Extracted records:
▼▼▼
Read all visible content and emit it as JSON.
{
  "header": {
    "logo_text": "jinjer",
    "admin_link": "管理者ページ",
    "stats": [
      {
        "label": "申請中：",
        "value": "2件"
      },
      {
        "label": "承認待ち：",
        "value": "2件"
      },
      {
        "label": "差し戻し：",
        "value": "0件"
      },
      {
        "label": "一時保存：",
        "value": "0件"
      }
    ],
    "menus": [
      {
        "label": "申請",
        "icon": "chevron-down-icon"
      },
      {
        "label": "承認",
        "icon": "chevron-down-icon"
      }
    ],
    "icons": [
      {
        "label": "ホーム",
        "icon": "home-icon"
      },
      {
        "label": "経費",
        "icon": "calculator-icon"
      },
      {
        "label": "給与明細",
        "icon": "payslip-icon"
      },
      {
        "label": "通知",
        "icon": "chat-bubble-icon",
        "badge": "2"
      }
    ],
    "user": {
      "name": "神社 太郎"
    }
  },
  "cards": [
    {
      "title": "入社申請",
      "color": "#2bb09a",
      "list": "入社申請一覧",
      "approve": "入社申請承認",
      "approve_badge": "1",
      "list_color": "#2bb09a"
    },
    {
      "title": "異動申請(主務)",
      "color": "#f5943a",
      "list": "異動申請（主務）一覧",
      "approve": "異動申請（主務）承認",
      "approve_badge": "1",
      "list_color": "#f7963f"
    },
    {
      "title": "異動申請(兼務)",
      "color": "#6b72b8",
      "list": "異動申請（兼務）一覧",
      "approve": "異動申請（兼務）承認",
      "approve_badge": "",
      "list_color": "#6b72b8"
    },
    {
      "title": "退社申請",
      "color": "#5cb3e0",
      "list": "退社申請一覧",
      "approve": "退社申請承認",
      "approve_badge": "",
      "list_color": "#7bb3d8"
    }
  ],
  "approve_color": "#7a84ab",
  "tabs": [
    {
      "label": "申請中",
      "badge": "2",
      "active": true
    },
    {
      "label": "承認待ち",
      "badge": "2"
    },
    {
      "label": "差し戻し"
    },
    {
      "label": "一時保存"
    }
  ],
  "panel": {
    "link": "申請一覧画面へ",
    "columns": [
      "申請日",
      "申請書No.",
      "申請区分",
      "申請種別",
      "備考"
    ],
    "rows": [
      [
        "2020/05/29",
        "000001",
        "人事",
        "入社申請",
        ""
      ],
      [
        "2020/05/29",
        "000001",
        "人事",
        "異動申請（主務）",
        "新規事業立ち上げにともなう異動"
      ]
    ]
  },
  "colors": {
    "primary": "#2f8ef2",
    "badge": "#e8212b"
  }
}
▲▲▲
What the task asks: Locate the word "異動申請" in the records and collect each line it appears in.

Answer area:
      "title": "異動申請(主務)",
      "list": "異動申請（主務）一覧",
      "approve": "異動申請（主務）承認",
      "title": "異動申請(兼務)",
      "list": "異動申請（兼務）一覧",
      "approve": "異動申請（兼務）承認",
        "異動申請（主務）",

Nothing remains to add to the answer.